╭─ Dataset content

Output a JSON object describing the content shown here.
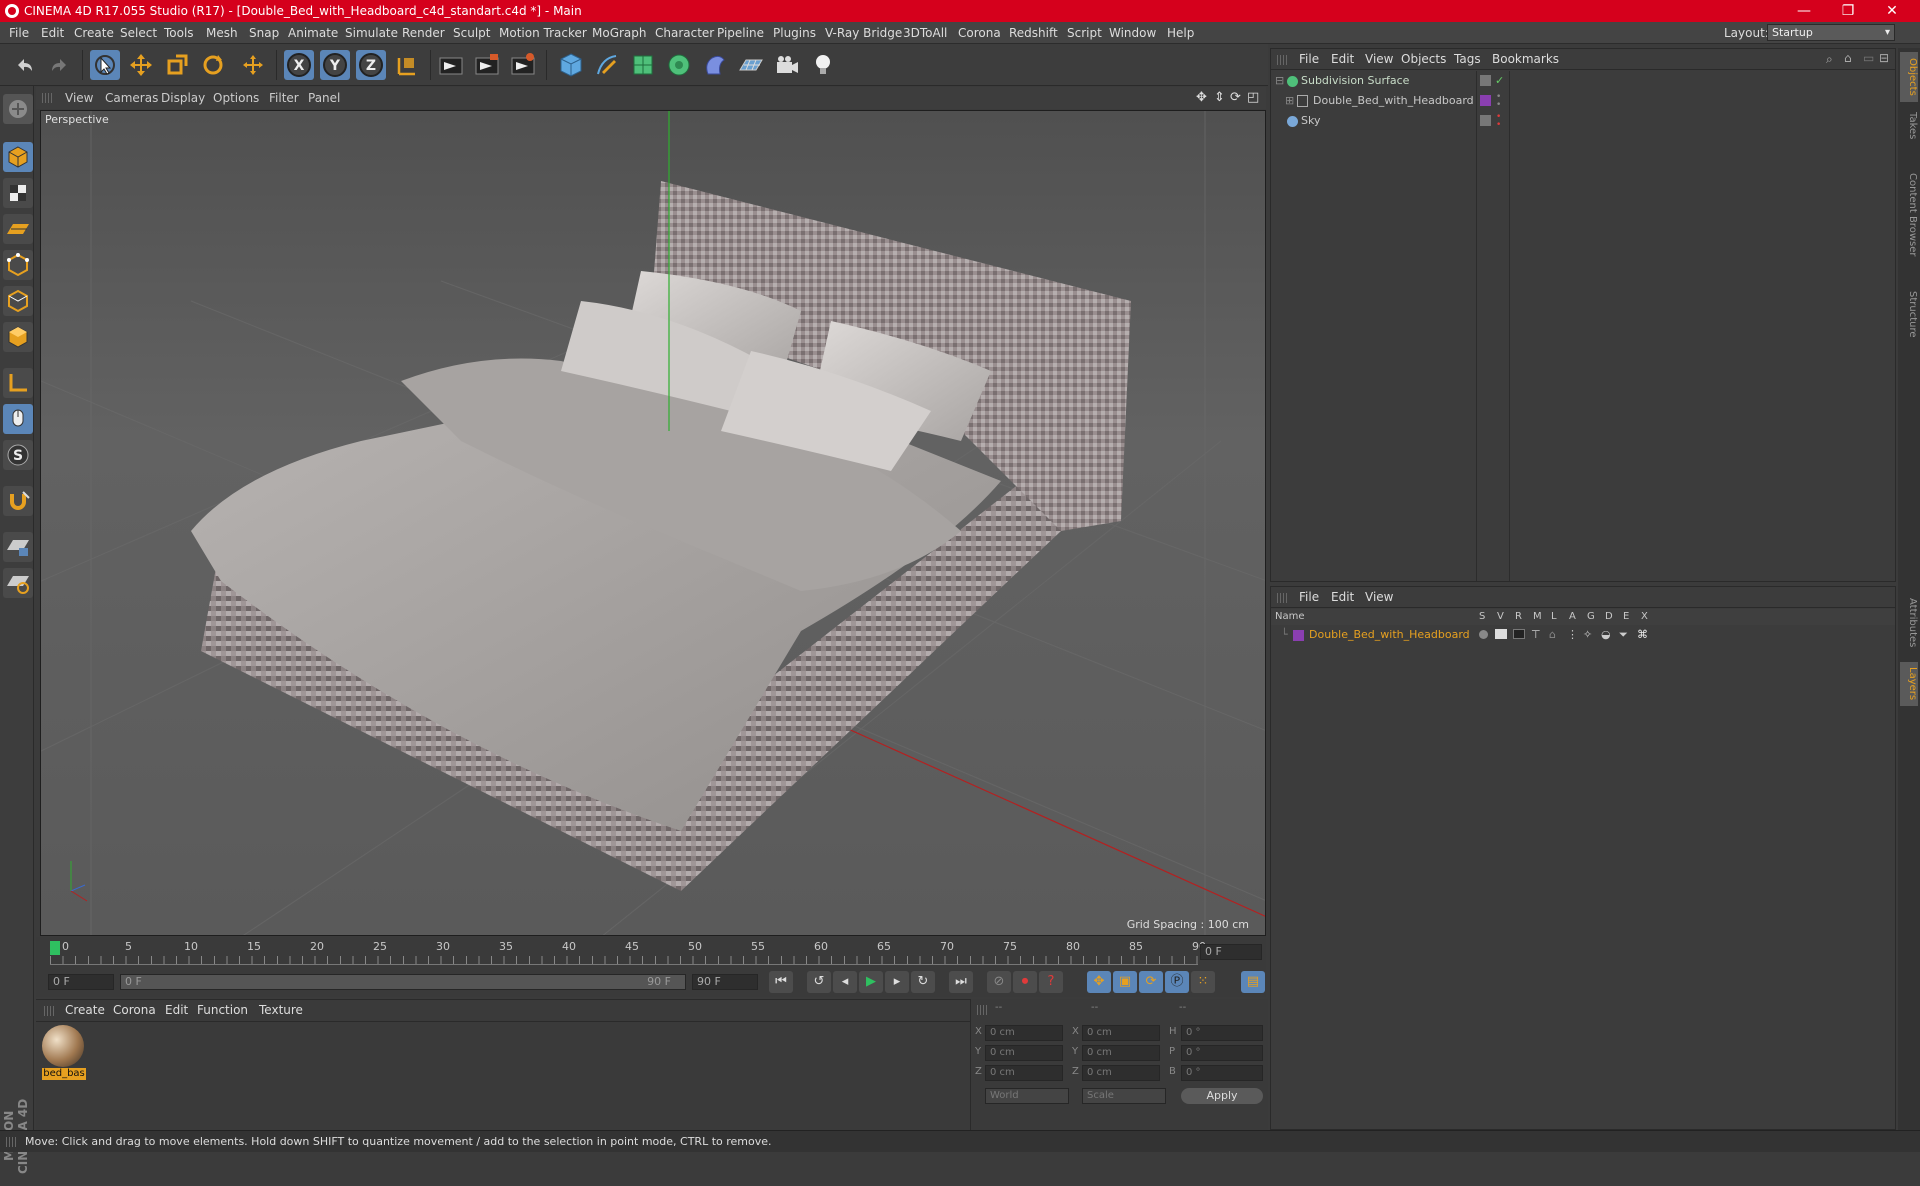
{
  "window": {
    "title": "CINEMA 4D R17.055 Studio (R17) - [Double_Bed_with_Headboard_c4d_standart.c4d *] - Main",
    "minimize": "—",
    "maximize": "❐",
    "close": "✕"
  },
  "menubar": {
    "items": [
      "File",
      "Edit",
      "Create",
      "Select",
      "Tools",
      "Mesh",
      "Snap",
      "Animate",
      "Simulate",
      "Render",
      "Sculpt",
      "Motion Tracker",
      "MoGraph",
      "Character",
      "Pipeline",
      "Plugins",
      "V-Ray Bridge",
      "3DToAll",
      "Corona",
      "Redshift",
      "Script",
      "Window",
      "Help"
    ],
    "layout_label": "Layout:",
    "layout_value": "Startup"
  },
  "toolbar": {
    "icons": [
      "undo-icon",
      "redo-icon",
      "live-select-icon",
      "move-icon",
      "scale-icon",
      "rotate-icon",
      "last-tool-icon",
      "x-axis-icon",
      "y-axis-icon",
      "z-axis-icon",
      "coordinate-system-icon",
      "render-view-icon",
      "render-picture-viewer-icon",
      "edit-render-settings-icon",
      "cube-icon",
      "pen-icon",
      "subdivision-icon",
      "mograph-cloner-icon",
      "deformer-icon",
      "floor-icon",
      "camera-icon",
      "light-icon"
    ],
    "axis_x": "X",
    "axis_y": "Y",
    "axis_z": "Z"
  },
  "viewport": {
    "menu": [
      "View",
      "Cameras",
      "Display",
      "Options",
      "Filter",
      "Panel"
    ],
    "label": "Perspective",
    "grid_spacing": "Grid Spacing : 100 cm"
  },
  "timeline": {
    "ticks": [
      "0",
      "5",
      "10",
      "15",
      "20",
      "25",
      "30",
      "35",
      "40",
      "45",
      "50",
      "55",
      "60",
      "65",
      "70",
      "75",
      "80",
      "85",
      "90"
    ],
    "current_frame": "0 F",
    "start_frame": "0 F",
    "range_start": "0 F",
    "range_end": "90 F",
    "end_frame": "90 F"
  },
  "material_panel": {
    "menu": [
      "Create",
      "Corona",
      "Edit",
      "Function",
      "Texture"
    ],
    "material_name": "bed_bas"
  },
  "coord_panel": {
    "header": [
      "--",
      "--",
      "--"
    ],
    "rows": [
      {
        "a": "X",
        "av": "0 cm",
        "b": "X",
        "bv": "0 cm",
        "c": "H",
        "cv": "0 °"
      },
      {
        "a": "Y",
        "av": "0 cm",
        "b": "Y",
        "bv": "0 cm",
        "c": "P",
        "cv": "0 °"
      },
      {
        "a": "Z",
        "av": "0 cm",
        "b": "Z",
        "bv": "0 cm",
        "c": "B",
        "cv": "0 °"
      }
    ],
    "world": "World",
    "scale": "Scale",
    "apply": "Apply"
  },
  "object_manager": {
    "menu": [
      "File",
      "Edit",
      "View",
      "Objects",
      "Tags",
      "Bookmarks"
    ],
    "objects": [
      {
        "name": "Subdivision Surface",
        "color": "#9dc49d"
      },
      {
        "name": "Double_Bed_with_Headboard",
        "color": "#c8c8c8"
      },
      {
        "name": "Sky",
        "color": "#c8c8c8"
      }
    ]
  },
  "layer_manager": {
    "menu": [
      "File",
      "Edit",
      "View"
    ],
    "columns": [
      "Name",
      "S",
      "V",
      "R",
      "M",
      "L",
      "A",
      "G",
      "D",
      "E",
      "X"
    ],
    "layers": [
      {
        "name": "Double_Bed_with_Headboard",
        "color": "#8a3fb0"
      }
    ]
  },
  "right_tabs": [
    "Objects",
    "Takes",
    "Content Browser",
    "Structure",
    "Attributes",
    "Layers"
  ],
  "maxon_logo": "MAXON CINEMA 4D",
  "status": "Move: Click and drag to move elements. Hold down SHIFT to quantize movement / add to the selection in point mode, CTRL to remove."
}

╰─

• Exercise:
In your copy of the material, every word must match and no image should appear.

• Written solution:
Output a JSON object describing the content shown here.
{
  "window": {
    "title": "CINEMA 4D R17.055 Studio (R17) - [Double_Bed_with_Headboard_c4d_standart.c4d *] - Main",
    "minimize": "—",
    "maximize": "❐",
    "close": "✕"
  },
  "menubar": {
    "items": [
      "File",
      "Edit",
      "Create",
      "Select",
      "Tools",
      "Mesh",
      "Snap",
      "Animate",
      "Simulate",
      "Render",
      "Sculpt",
      "Motion Tracker",
      "MoGraph",
      "Character",
      "Pipeline",
      "Plugins",
      "V-Ray Bridge",
      "3DToAll",
      "Corona",
      "Redshift",
      "Script",
      "Window",
      "Help"
    ],
    "layout_label": "Layout:",
    "layout_value": "Startup"
  },
  "toolbar": {
    "icons": [
      "undo-icon",
      "redo-icon",
      "live-select-icon",
      "move-icon",
      "scale-icon",
      "rotate-icon",
      "last-tool-icon",
      "x-axis-icon",
      "y-axis-icon",
      "z-axis-icon",
      "coordinate-system-icon",
      "render-view-icon",
      "render-picture-viewer-icon",
      "edit-render-settings-icon",
      "cube-icon",
      "pen-icon",
      "subdivision-icon",
      "mograph-cloner-icon",
      "deformer-icon",
      "floor-icon",
      "camera-icon",
      "light-icon"
    ],
    "axis_x": "X",
    "axis_y": "Y",
    "axis_z": "Z"
  },
  "viewport": {
    "menu": [
      "View",
      "Cameras",
      "Display",
      "Options",
      "Filter",
      "Panel"
    ],
    "label": "Perspective",
    "grid_spacing": "Grid Spacing : 100 cm"
  },
  "timeline": {
    "ticks": [
      "0",
      "5",
      "10",
      "15",
      "20",
      "25",
      "30",
      "35",
      "40",
      "45",
      "50",
      "55",
      "60",
      "65",
      "70",
      "75",
      "80",
      "85",
      "90"
    ],
    "current_frame": "0 F",
    "start_frame": "0 F",
    "range_start": "0 F",
    "range_end": "90 F",
    "end_frame": "90 F"
  },
  "material_panel": {
    "menu": [
      "Create",
      "Corona",
      "Edit",
      "Function",
      "Texture"
    ],
    "material_name": "bed_bas"
  },
  "coord_panel": {
    "header": [
      "--",
      "--",
      "--"
    ],
    "rows": [
      {
        "a": "X",
        "av": "0 cm",
        "b": "X",
        "bv": "0 cm",
        "c": "H",
        "cv": "0 °"
      },
      {
        "a": "Y",
        "av": "0 cm",
        "b": "Y",
        "bv": "0 cm",
        "c": "P",
        "cv": "0 °"
      },
      {
        "a": "Z",
        "av": "0 cm",
        "b": "Z",
        "bv": "0 cm",
        "c": "B",
        "cv": "0 °"
      }
    ],
    "world": "World",
    "scale": "Scale",
    "apply": "Apply"
  },
  "object_manager": {
    "menu": [
      "File",
      "Edit",
      "View",
      "Objects",
      "Tags",
      "Bookmarks"
    ],
    "objects": [
      {
        "name": "Subdivision Surface",
        "color": "#9dc49d"
      },
      {
        "name": "Double_Bed_with_Headboard",
        "color": "#c8c8c8"
      },
      {
        "name": "Sky",
        "color": "#c8c8c8"
      }
    ]
  },
  "layer_manager": {
    "menu": [
      "File",
      "Edit",
      "View"
    ],
    "columns": [
      "Name",
      "S",
      "V",
      "R",
      "M",
      "L",
      "A",
      "G",
      "D",
      "E",
      "X"
    ],
    "layers": [
      {
        "name": "Double_Bed_with_Headboard",
        "color": "#8a3fb0"
      }
    ]
  },
  "right_tabs": [
    "Objects",
    "Takes",
    "Content Browser",
    "Structure",
    "Attributes",
    "Layers"
  ],
  "maxon_logo": "MAXON CINEMA 4D",
  "status": "Move: Click and drag to move elements. Hold down SHIFT to quantize movement / add to the selection in point mode, CTRL to remove."
}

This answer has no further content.